The market for mortgages on commercial properties was chock-a-block with both action and anxiety in May, according to the Barron's/John B. Levy & Co. National Mortgage Survey of more than 30 industry participants. On the action side, the calendar was full of new securitizations, including two $1 billion-plus, single-borrower financings for Rockefeller Center and TrizecHahn. The anxiety stemmed from publicity detailing the impact of a slowing economy on real estate.
Demand for new mortgages has clearly ratcheted down a notch or two. Although interest rates changed little during May, they are still up more than a half-percentage point from their recent lows, causing many borrowers to take a wait-and-see attitude. As one institutional lender succinctly put it, “the market lacks energy.”
Spreads on individual mortgages were a little tighter in May on the order of 0.05-0.10 percentage points over benchmark rates. Borrowers were mostly attracted to floating-rate loans and five-year fixed-rate mortgages. Those willing to risk the uncertainty of floating rates can pick up financing in an attractive range of around 6%-6 1/2%. Five-year fixed-rate money is now available at 7%-7 1/4%.
In mid-May, the market for securities backed by commercial mortgages digested the largest single-borrower offering to date in the U.S. market a $1.4 billion offering from TrizecHahn. The loan was backed by 28 office properties. Attracting even more interest and significantly tighter spreads was a $1.2 billion securitization led by Goldman Sachs of the 10-building Rockefeller Center office complex in midtown Manhattan.
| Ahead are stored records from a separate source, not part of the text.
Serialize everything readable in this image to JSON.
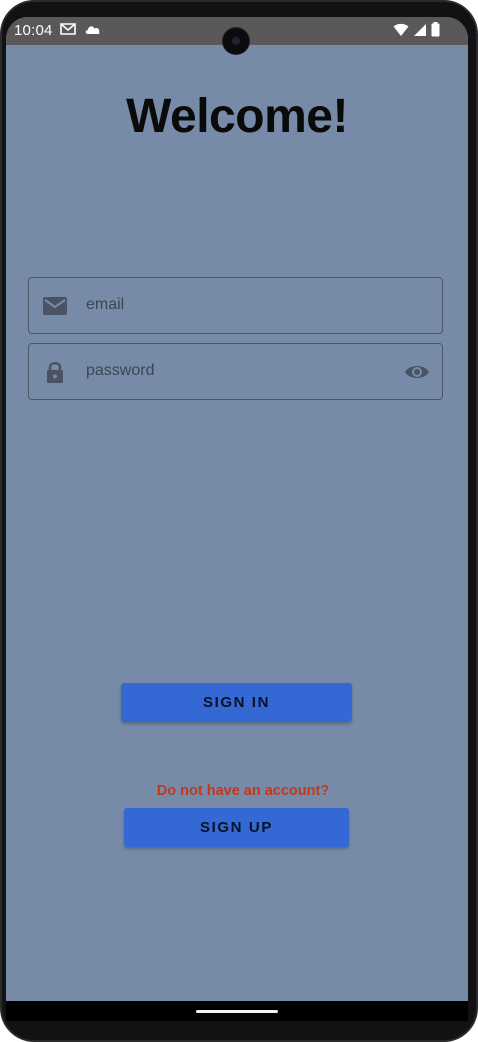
{
  "status_bar": {
    "time": "10:04",
    "left_icons": [
      "gmail-icon",
      "cloud-icon"
    ],
    "right_icons": [
      "wifi-icon",
      "signal-icon",
      "battery-icon"
    ]
  },
  "login": {
    "title": "Welcome!",
    "email": {
      "icon": "mail-icon",
      "placeholder": "email",
      "value": ""
    },
    "password": {
      "icon": "lock-icon",
      "placeholder": "password",
      "value": "",
      "toggle_icon": "eye-icon"
    },
    "sign_in_label": "SIGN IN",
    "no_account_prompt": "Do not have an account?",
    "sign_up_label": "SIGN UP"
  },
  "colors": {
    "background": "#778ba8",
    "button": "#3468d4",
    "prompt": "#c0391b",
    "status_bar": "#5b5858"
  }
}
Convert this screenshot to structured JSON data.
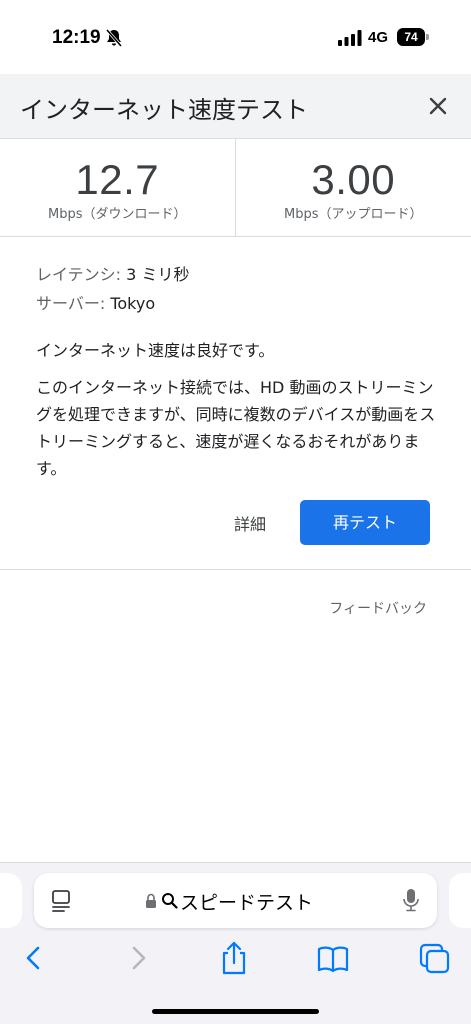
{
  "status": {
    "time": "12:19",
    "network": "4G",
    "battery": "74"
  },
  "header": {
    "title": "インターネット速度テスト"
  },
  "speeds": {
    "download_value": "12.7",
    "download_unit": "Mbps（ダウンロード）",
    "upload_value": "3.00",
    "upload_unit": "Mbps（アップロード）"
  },
  "info": {
    "latency_label": "レイテンシ:",
    "latency_value": "3 ミリ秒",
    "server_label": "サーバー:",
    "server_value": "Tokyo",
    "summary": "インターネット速度は良好です。",
    "description": "このインターネット接続では、HD 動画のストリーミングを処理できますが、同時に複数のデバイスが動画をストリーミングすると、速度が遅くなるおそれがあります。",
    "details_label": "詳細",
    "retest_label": "再テスト"
  },
  "feedback_label": "フィードバック",
  "browser": {
    "address_text": "スピードテスト"
  },
  "colors": {
    "accent": "#1a73e8",
    "header_bg": "#f1f3f4",
    "ios_blue": "#007aff"
  }
}
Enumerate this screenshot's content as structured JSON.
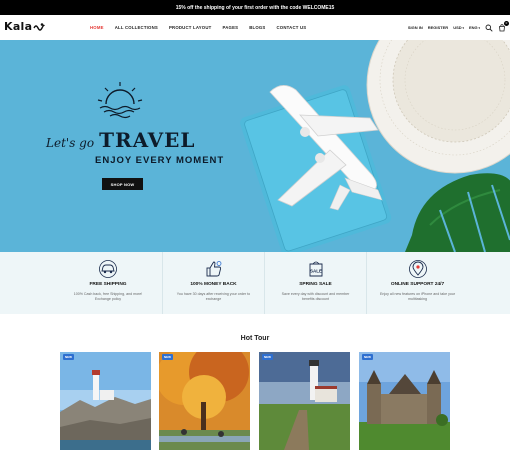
{
  "topbar": {
    "text": "15% off the shipping of your first order with the code WELCOME15"
  },
  "header": {
    "logo": "Kala",
    "nav": [
      {
        "label": "HOME",
        "active": true
      },
      {
        "label": "ALL COLLECTIONS"
      },
      {
        "label": "PRODUCT LAYOUT"
      },
      {
        "label": "PAGES"
      },
      {
        "label": "BLOGS"
      },
      {
        "label": "CONTACT US"
      }
    ],
    "sign_in": "SIGN IN",
    "register": "REGISTER",
    "currency": "USD",
    "language": "ENG",
    "cart_count": "0",
    "icons": [
      "search-icon",
      "cart-icon"
    ]
  },
  "hero": {
    "script": "Let's go",
    "title": "TRAVEL",
    "subtitle": "ENJOY EVERY MOMENT",
    "button": "SHOP NOW",
    "background": "#5bb4d8"
  },
  "features": [
    {
      "icon": "car-icon",
      "title": "FREE SHIPPING",
      "desc": "100% Cash back, free Shipping, and more! Exchange policy"
    },
    {
      "icon": "thumbs-up-icon",
      "title": "100% MONEY BACK",
      "desc": "You have 30 days after receiving your order to exchange"
    },
    {
      "icon": "sale-tag-icon",
      "title": "SPRING SALE",
      "desc": "Save every day with discount and member benefits discount"
    },
    {
      "icon": "location-pin-icon",
      "title": "ONLINE SUPPORT 24/7",
      "desc": "Enjoy all new features on iPhone and take your multitasking"
    }
  ],
  "hot_tour": {
    "title": "Hot Tour",
    "cards": [
      {
        "badge": "NEW"
      },
      {
        "badge": "NEW"
      },
      {
        "badge": "NEW"
      },
      {
        "badge": "NEW"
      }
    ]
  }
}
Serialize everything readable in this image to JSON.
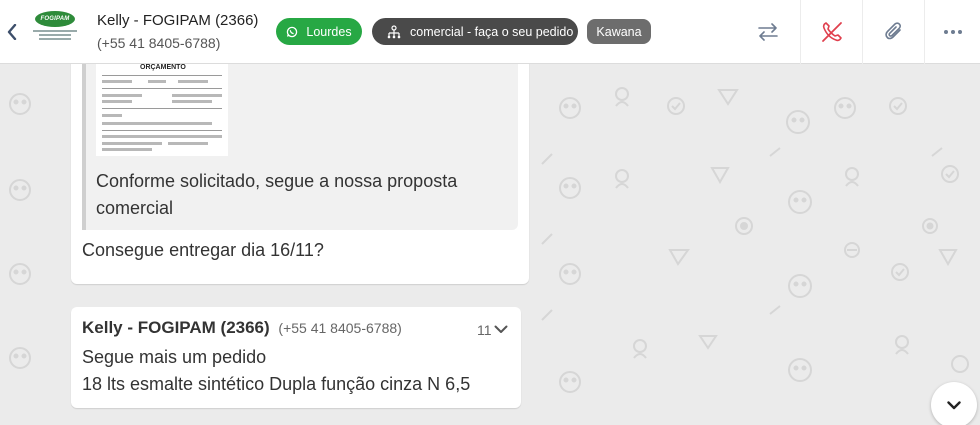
{
  "header": {
    "contact_name": "Kelly - FOGIPAM (2366)",
    "contact_phone": "(+55 41 8405-6788)",
    "avatar_brand": "FOGIPAM",
    "tags": [
      {
        "label": "Lourdes",
        "icon": "whatsapp-icon",
        "color": "#27a844"
      },
      {
        "label": "comercial - faça o seu pedido",
        "icon": "sitemap-icon",
        "color": "#4a4a4a"
      },
      {
        "label": "Kawana",
        "color": "#6d6d6d"
      }
    ],
    "actions": [
      "transfer-icon",
      "end-call-icon",
      "attachment-icon",
      "more-icon"
    ],
    "accent_red": "#e0404e"
  },
  "messages": [
    {
      "quoted": {
        "document_title": "ORÇAMENTO",
        "text": "Conforme solicitado, segue a nossa proposta comercial"
      },
      "text": "Consegue entregar dia 16/11?"
    },
    {
      "sender": "Kelly - FOGIPAM (2366)",
      "sender_phone": "(+55 41 8405-6788)",
      "time": "11",
      "lines": [
        "Segue mais um pedido",
        "18 lts esmalte sintético Dupla função cinza N 6,5"
      ]
    }
  ],
  "scroll_down_icon": "chevron-down-icon"
}
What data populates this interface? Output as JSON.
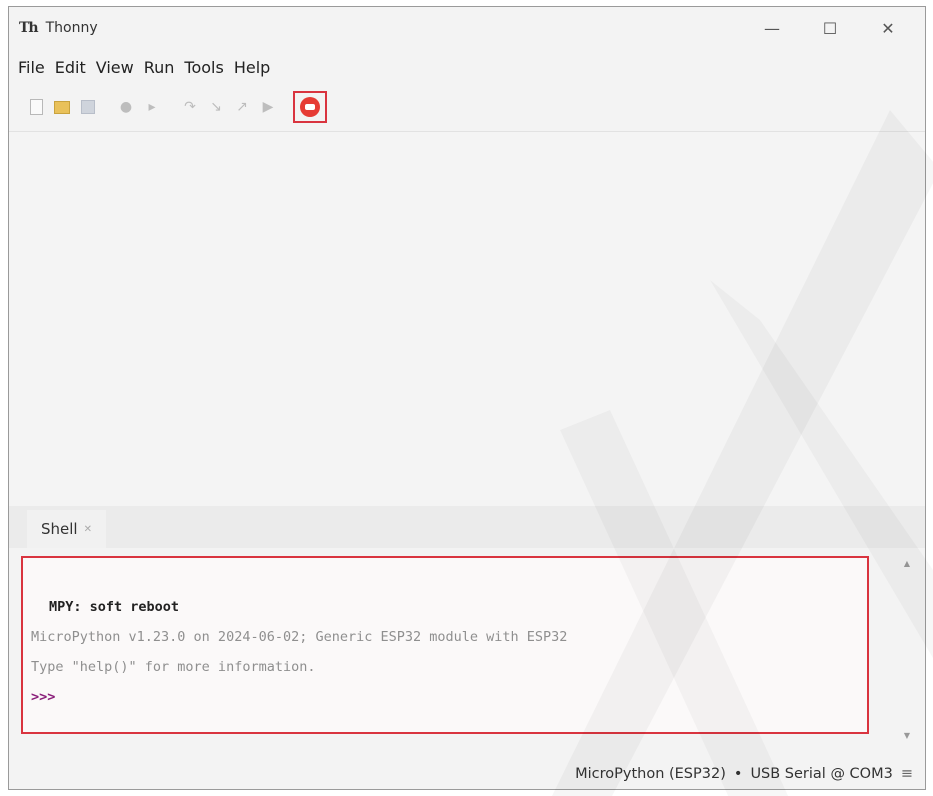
{
  "window": {
    "logo": "Th",
    "title": "Thonny",
    "controls": {
      "minimize": "—",
      "maximize": "☐",
      "close": "✕"
    }
  },
  "menu": [
    "File",
    "Edit",
    "View",
    "Run",
    "Tools",
    "Help"
  ],
  "toolbar": {
    "icons": [
      "new-file",
      "open-file",
      "save-file",
      "run",
      "debug",
      "step-over",
      "step-into",
      "step-out",
      "resume",
      "stop"
    ],
    "highlighted": "stop"
  },
  "shell": {
    "tab_label": "Shell",
    "tab_close": "✕",
    "lines": {
      "reboot": "MPY: soft reboot",
      "banner": "MicroPython v1.23.0 on 2024-06-02; Generic ESP32 module with ESP32",
      "help": "Type \"help()\" for more information.",
      "prompt": ">>>"
    }
  },
  "status": {
    "interpreter": "MicroPython (ESP32)",
    "bullet": "•",
    "port": "USB Serial @ COM3",
    "menu_icon": "≡"
  },
  "colors": {
    "highlight_border": "#d9343f",
    "stop_icon": "#e63b34",
    "prompt": "#8a1e7a"
  }
}
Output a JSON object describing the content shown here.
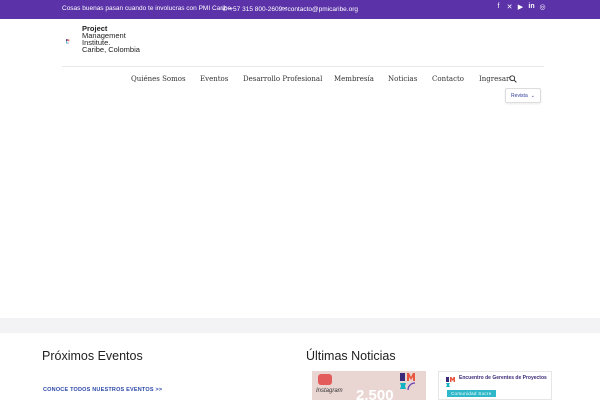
{
  "topbar": {
    "tagline": "Cosas buenas pasan cuando te involucras con PMI Caribe",
    "phone": "+57 315 800-2609",
    "email": "contacto@pmicaribe.org",
    "social_icons": [
      "facebook-icon",
      "x-icon",
      "youtube-icon",
      "linkedin-icon",
      "instagram-icon"
    ]
  },
  "logo": {
    "line1": "Project",
    "line2": "Management",
    "line3": "Institute.",
    "line4": "Caribe, Colombia"
  },
  "nav": {
    "items": [
      "Quiénes Somos",
      "Eventos",
      "Desarrollo Profesional",
      "Membresía",
      "Noticias",
      "Contacto",
      "Ingresar"
    ]
  },
  "revista": {
    "label": "Revista"
  },
  "events": {
    "title": "Próximos Eventos",
    "link": "CONOCE TODOS NUESTROS EVENTOS >>"
  },
  "news": {
    "title": "Últimas Noticias",
    "card1_label": "Instagram",
    "card1_number": "2.500",
    "card2_title": "Encuentro de Gerentes de Proyectos",
    "card2_badge": "Comunidad Sucre"
  },
  "colors": {
    "brand_purple": "#5b32a8",
    "link_blue": "#2c48a8"
  }
}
The offering was oversubscribed with the $492 million A2 tranche finally pricing at a tighter-than-expected spread of interest-rate swaps plus 0.58 of a percentage point.
But the relatively good times and spread tightening that prevailed for much of May appeared to have hit a wall with the $1 billion offering from First Union Bank and Merrill Lynch based on 108 fixed-rate mortgages. Collateral for almost 34% of the underlying loans consisted of apartment buildings currently an attractive sector. But the market was underwhelmed. Underwriters had a hard time placing the short-term triple-A class A1 and the longer-term triple-A class A2. The deal was priced with the A2 class at interest-rate swaps plus 0.48 of a percentage point 0.02 of a percentage point higher than underwriting expectations. The A1 class priced at swaps plus 0.44 of a percentage point, 0.03 of a point wide of expectations. Analysts were surprised that underwriters were required to widen spreads so sharply, especially since Freddie Mac placed a $410 million order more than half of the combined A1 and A2 classes.
Today, the mortgage-securities market is not only about new originations. At the beginning of June, there were no fewer than four separate bid lists from owners of more than $575 million of mostly triple-A paper. The buyers were a mixed group, but perhaps the largest single buyer was Nomura Securities. Nomura recently stepped up its operations in the field after a long quiet period and, according to one analyst, is eager to show that it is back and intending to be a significant player again.
Investors in commercial mortgages seem fixated on the economy. Stories abound of rising vacancies and falling rents. Hotels and offices are the property types most likely to suffer, especially if the slowdown continues for a significant period. Meanwhile, multifamily loans are faring well. According to Adrian Corbiere, Freddie Mac's senior vice president for multifamily, “some rent concessions are appearing, and rental increases have virtually disappeared, but loan delinquencies are still at record low levels.”
John B. Levy is president of John B. Levy & Co. in Richmond, Va., www.jblevyco.com. ©2001 Dow Jones & Co. Inc.
Barron's/John B. Levy & Co. National Mortgage Survey
|To 10-year U.S. Treasuries|
|AAA||127 - 128||133 - 135|
|AA||142 - 144||151 - 154|
|A||160 - 162||174 - 176|
|BBB||209 - 214||221 - 224|
|BB||515 - 540||525 - 550|
|Term of Loan||Prime Mtge. |
|Prime Mtge. |
|5 years||7.06 - 7.16||7.06||6.90 - 7.00|
|7 years||7.37 - 7.47||7.37||7.35 - 7.45|
|10 years||7.62 - 7.72||7.62||7.45 - 7.55|
|For loans of $5 million and up, on amortization schedules of 25-30 years, that can be funded in 60-120 days, with 0-1 point.|